A very animated debate is still in prog- ress in the scientific community regarding the beneficial effects of anthocyanins (ACN) on endothelial function. We read with great interest the article by Zapolska-Downar et al.  who demon- strated the beneficial effects of an ACN- rich extract from Aronia melanocarpa E on human umbilical vein endothelial cells. It is not our intention to question the experimental findings of the above article. However, ACN have until recently been believed to be poorly absorbed in the native form. This notion was supported by abundant literature data reporting the recovery in urine and plasma of a few known metabolites (i.e. glucuroni- dated and methylated compounds) ac- counting for less than 1% of the ingested ACN [2, 3]. Thus, the physiological effects of di- etary ACN (i.e. the huge increase of plas- ma antioxidant activity after ingestion of ACN-rich foods) appeared to be in strik- ing contrast with their poor bioavailabili- ty, unless attributable to yet unidentified ACN metabolites.
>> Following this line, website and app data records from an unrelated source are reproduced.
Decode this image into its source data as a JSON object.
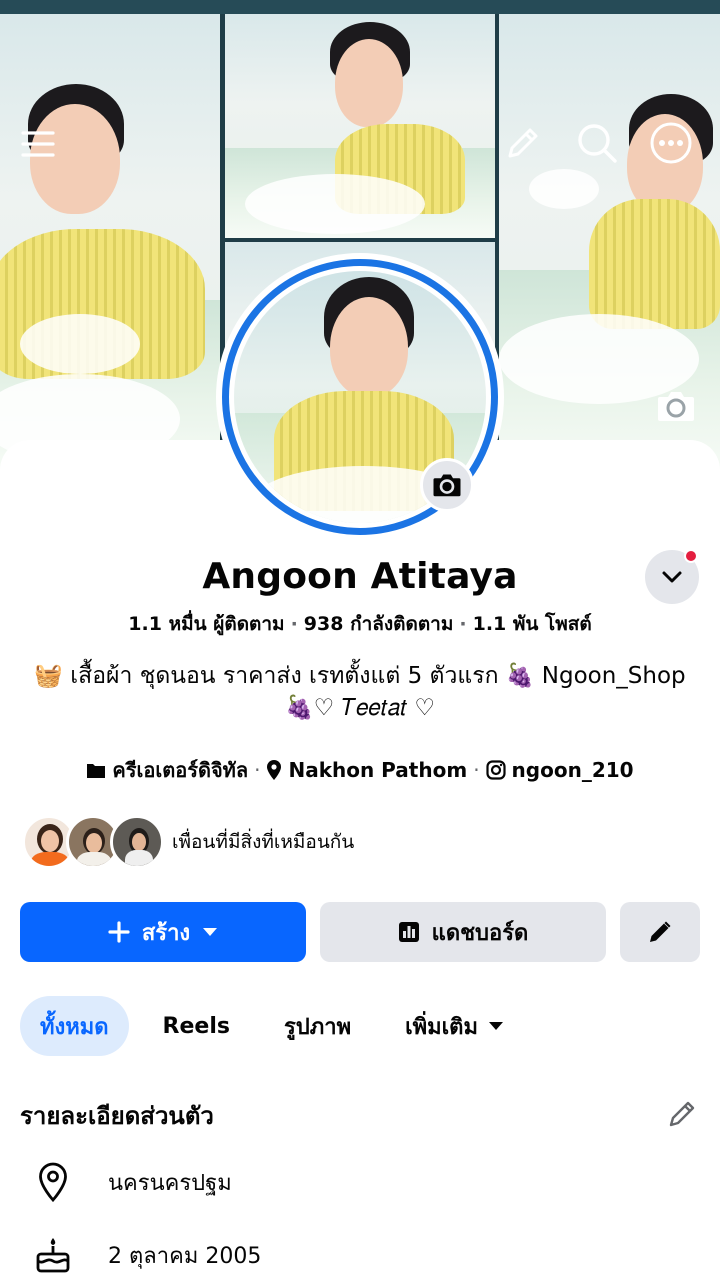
{
  "header": {
    "menu_icon": "hamburger-menu-icon",
    "edit_icon": "pencil-icon",
    "search_icon": "search-icon",
    "more_icon": "more-options-icon",
    "cover_camera_icon": "camera-icon"
  },
  "profile": {
    "name": "Angoon Atitaya",
    "followers": "1.1 หมื่น ผู้ติดตาม",
    "following": "938 กำลังติดตาม",
    "posts": "1.1 พัน โพสต์",
    "stats_separator": "·",
    "bio_line1": "🧺 เสื้อผ้า ชุดนอน ราคาส่ง เรทตั้งแต่ 5 ตัวแรก 🍇 Ngoon_Shop",
    "bio_line2": "🍇♡ 𝑇𝑒𝑒𝑡𝑎𝑡 ♡",
    "category": "ครีเอเตอร์ดิจิทัล",
    "location": "Nakhon Pathom",
    "instagram": "ngoon_210",
    "meta_separator": "·",
    "mutual_text": "เพื่อนที่มีสิ่งที่เหมือนกัน"
  },
  "actions": {
    "create_label": "สร้าง",
    "dashboard_label": "แดชบอร์ด"
  },
  "tabs": [
    {
      "label": "ทั้งหมด",
      "active": true
    },
    {
      "label": "Reels",
      "active": false
    },
    {
      "label": "รูปภาพ",
      "active": false
    },
    {
      "label": "เพิ่มเติม",
      "active": false
    }
  ],
  "details": {
    "title": "รายละเอียดส่วนตัว",
    "location": "นครนครปฐม",
    "birthday": "2 ตุลาคม  2005"
  },
  "colors": {
    "accent": "#0866ff",
    "ring": "#1b74e4",
    "notification": "#e41e3f",
    "secondary_bg": "#e4e6eb",
    "tab_active_bg": "#ddebfd"
  }
}
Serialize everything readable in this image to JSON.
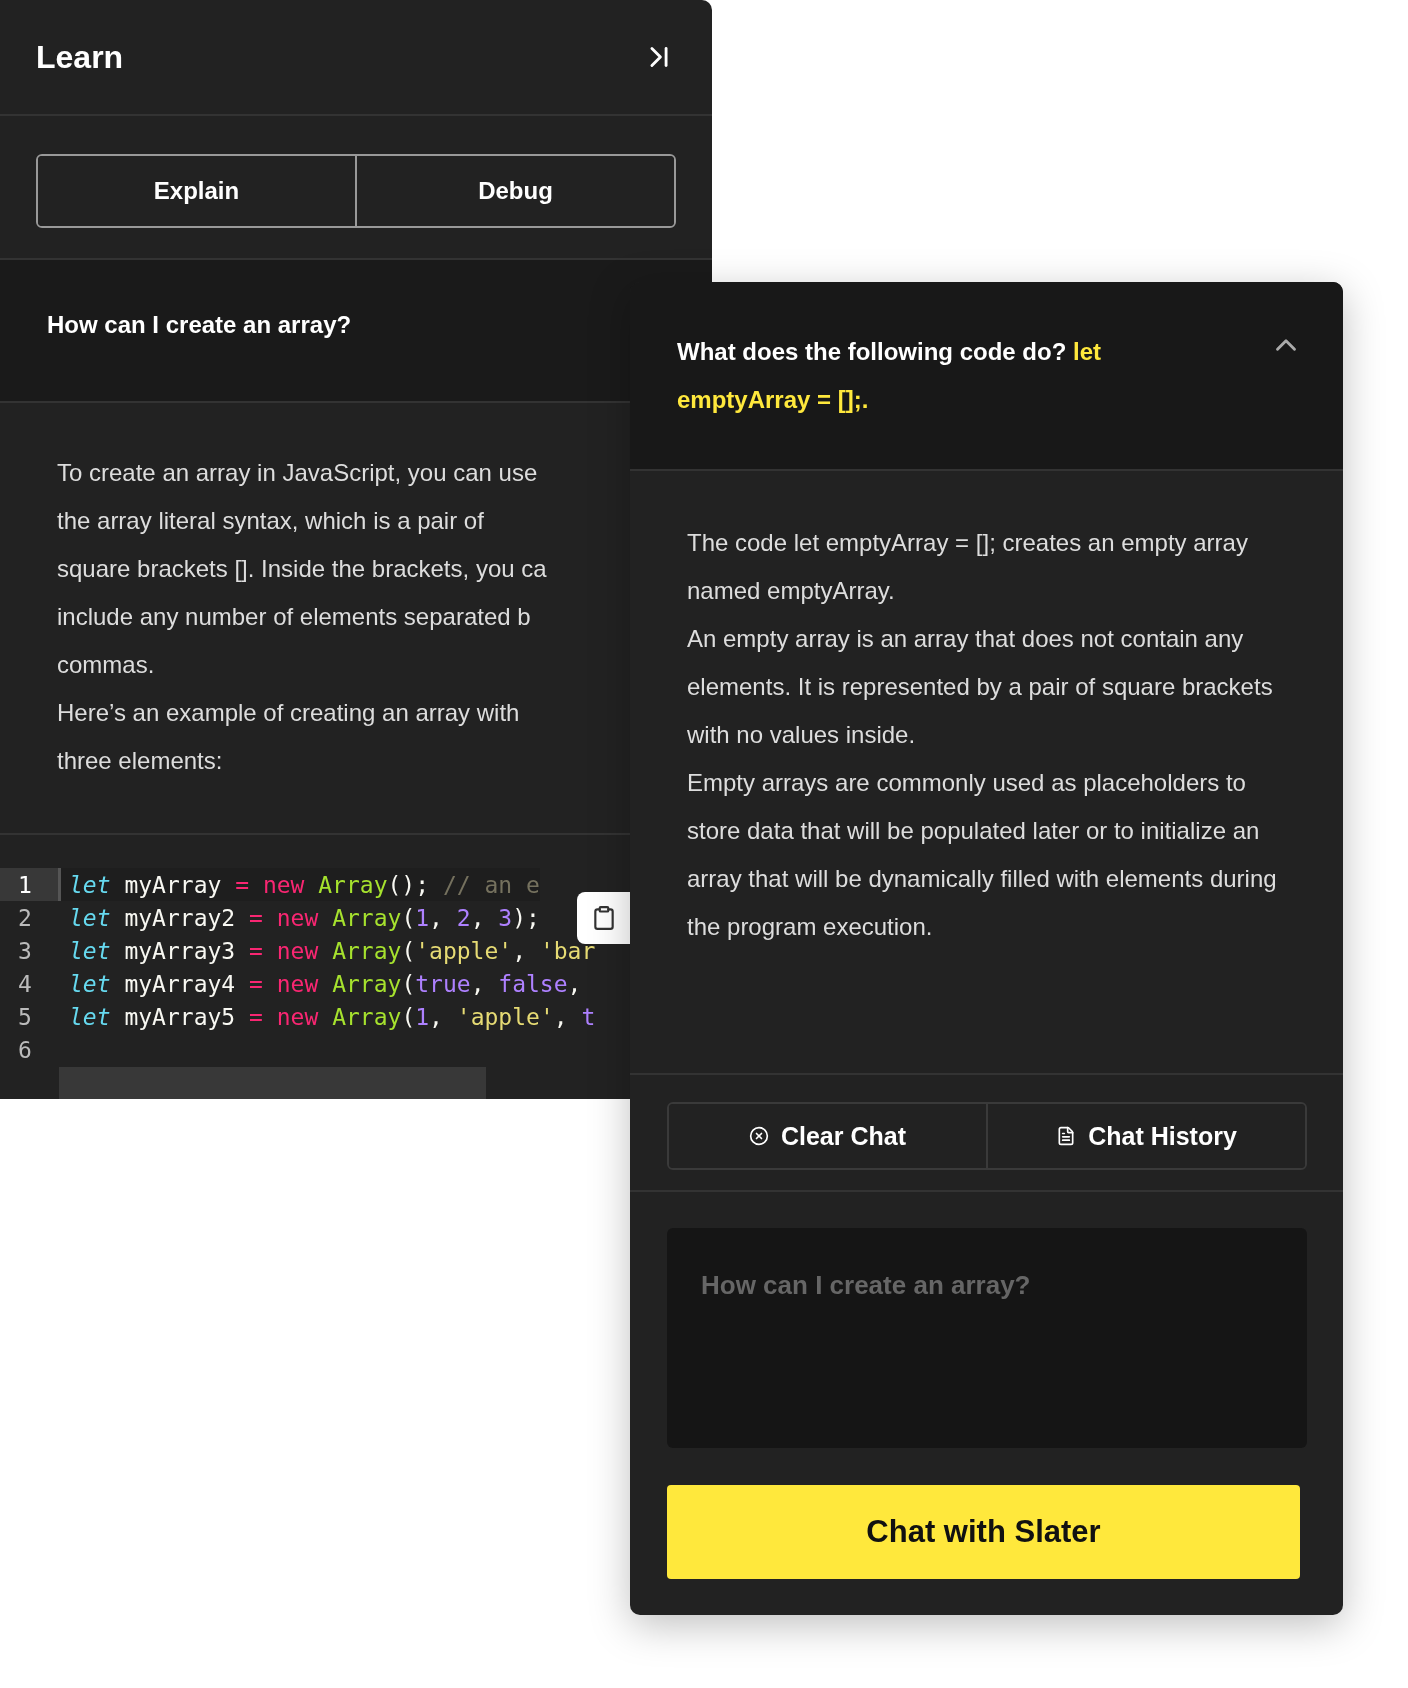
{
  "learn_panel": {
    "title": "Learn",
    "tabs": [
      {
        "label": "Explain"
      },
      {
        "label": "Debug"
      }
    ],
    "question": "How can I create an array?",
    "answer": [
      [
        "To create an array in JavaScript, you can use",
        "the array literal syntax, which is a pair of",
        "square brackets []. Inside the brackets, you ca",
        "include any number of elements separated b",
        "commas."
      ],
      [
        "Here’s an example of creating an array with",
        "three elements:"
      ]
    ],
    "code_lines": [
      {
        "number": "1",
        "active": true,
        "tokens": [
          {
            "kind": "keyword",
            "text": "let"
          },
          {
            "kind": "plain",
            "text": " myArray "
          },
          {
            "kind": "op",
            "text": "= "
          },
          {
            "kind": "op",
            "text": "new"
          },
          {
            "kind": "func",
            "text": " Array"
          },
          {
            "kind": "plain",
            "text": "(); "
          },
          {
            "kind": "comment",
            "text": "// an e"
          }
        ]
      },
      {
        "number": "2",
        "active": false,
        "tokens": [
          {
            "kind": "keyword",
            "text": "let"
          },
          {
            "kind": "plain",
            "text": " myArray2 "
          },
          {
            "kind": "op",
            "text": "= "
          },
          {
            "kind": "op",
            "text": "new"
          },
          {
            "kind": "func",
            "text": " Array"
          },
          {
            "kind": "plain",
            "text": "("
          },
          {
            "kind": "num",
            "text": "1"
          },
          {
            "kind": "plain",
            "text": ", "
          },
          {
            "kind": "num",
            "text": "2"
          },
          {
            "kind": "plain",
            "text": ", "
          },
          {
            "kind": "num",
            "text": "3"
          },
          {
            "kind": "plain",
            "text": ");"
          }
        ]
      },
      {
        "number": "3",
        "active": false,
        "tokens": [
          {
            "kind": "keyword",
            "text": "let"
          },
          {
            "kind": "plain",
            "text": " myArray3 "
          },
          {
            "kind": "op",
            "text": "= "
          },
          {
            "kind": "op",
            "text": "new"
          },
          {
            "kind": "func",
            "text": " Array"
          },
          {
            "kind": "plain",
            "text": "("
          },
          {
            "kind": "str",
            "text": "'apple'"
          },
          {
            "kind": "plain",
            "text": ", "
          },
          {
            "kind": "str",
            "text": "'bar"
          }
        ]
      },
      {
        "number": "4",
        "active": false,
        "tokens": [
          {
            "kind": "keyword",
            "text": "let"
          },
          {
            "kind": "plain",
            "text": " myArray4 "
          },
          {
            "kind": "op",
            "text": "= "
          },
          {
            "kind": "op",
            "text": "new"
          },
          {
            "kind": "func",
            "text": " Array"
          },
          {
            "kind": "plain",
            "text": "("
          },
          {
            "kind": "num",
            "text": "true"
          },
          {
            "kind": "plain",
            "text": ", "
          },
          {
            "kind": "num",
            "text": "false"
          },
          {
            "kind": "plain",
            "text": ","
          }
        ]
      },
      {
        "number": "5",
        "active": false,
        "tokens": [
          {
            "kind": "keyword",
            "text": "let"
          },
          {
            "kind": "plain",
            "text": " myArray5 "
          },
          {
            "kind": "op",
            "text": "= "
          },
          {
            "kind": "op",
            "text": "new"
          },
          {
            "kind": "func",
            "text": " Array"
          },
          {
            "kind": "plain",
            "text": "("
          },
          {
            "kind": "num",
            "text": "1"
          },
          {
            "kind": "plain",
            "text": ", "
          },
          {
            "kind": "str",
            "text": "'apple'"
          },
          {
            "kind": "plain",
            "text": ", "
          },
          {
            "kind": "num",
            "text": "t"
          }
        ]
      },
      {
        "number": "6",
        "active": false
      }
    ]
  },
  "chat_panel": {
    "question": "What does the following code do?",
    "question_code": "let emptyArray = [];.",
    "answer": [
      "The code let emptyArray = []; creates an empty array named emptyArray.",
      "An empty array is an array that does not contain any elements. It is represented by a pair of square brackets with no values inside.",
      "Empty arrays are commonly used as placeholders to store data that will be populated later or to initialize an array that will be dynamically filled with elements during the program execution."
    ],
    "actions": [
      {
        "kind": "clear",
        "label": "Clear Chat"
      },
      {
        "kind": "history",
        "label": "Chat History"
      }
    ],
    "input": {
      "placeholder": "How can I create an array?"
    },
    "submit": "Chat with Slater"
  }
}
In this regard, in a recent intervention study by Vitaglione et al. , 6 healthy vol- unteers consumed 1 liter of a commercial Sicilian red orange juice containing 71 mg of total cyanidine-3-glucoside (CyG) as major ACN. For the first time, the authors identified protocatechuic acid (PCA) as the major CyG metabolite, accounting for about 72% of ingested CyG, as the sum of 44% in the serum and 28% in the feces. Moreover, considering its marked antioxi- dant properties , it is realistic to assume that PCA is the missing human CyG me- tabolite that effectively reaches tissues in a dose sufficient to exert any biological ef- fects. Although further confirmations are obviously needed, the finding reported by Vitaglione et al.  gives rise to important concerns on the scientific value of in vitro culture cell experiments to test the biolog- ical effects of ACN exclusively considered in their native form. In our opinion, con- sidering that (1) ACN are stable at acidic pH (such as in the stomach) but at physi- ological pH (such as in the bloodstream) easily convert to PCA and other hydroxy- benzoic acids , (2) following their inges- tion in humans, ACN undergo massive biotransformation , (3) cells and tissues are exposed in vivo to amounts of ACN in their native form probably too low to exert significant biological properties, and (4) because ACN metabolites, as in the case of PCA, can retain important biological properties , it is not adequate to predict any ACN health properties by exclusively assaying their native structures in cell cul- tures [6, 7]. Thus, the abundant literature data from in vitro cell culture experiments on these dietary compounds have to be thoroughly reconsidered. We believe that all future cell culture studies aimed to es- tablish the health properties of ACN, as well as of other polyphenols, will necessar- ily have to pay adequate attention to the biological properties of known metabo- lites instead of exclusively those of native dietary compounds, and the study by Za- polska-Downar et al.  gave us the oppor- tunity to emphasize this.
|Titolo:||Endothelial protective effects of anthocyanins: the underestimated role of their metabolites|
|Data di pubblicazione:||2009|
|Appare nelle tipologie:||1.1 Articolo in rivista|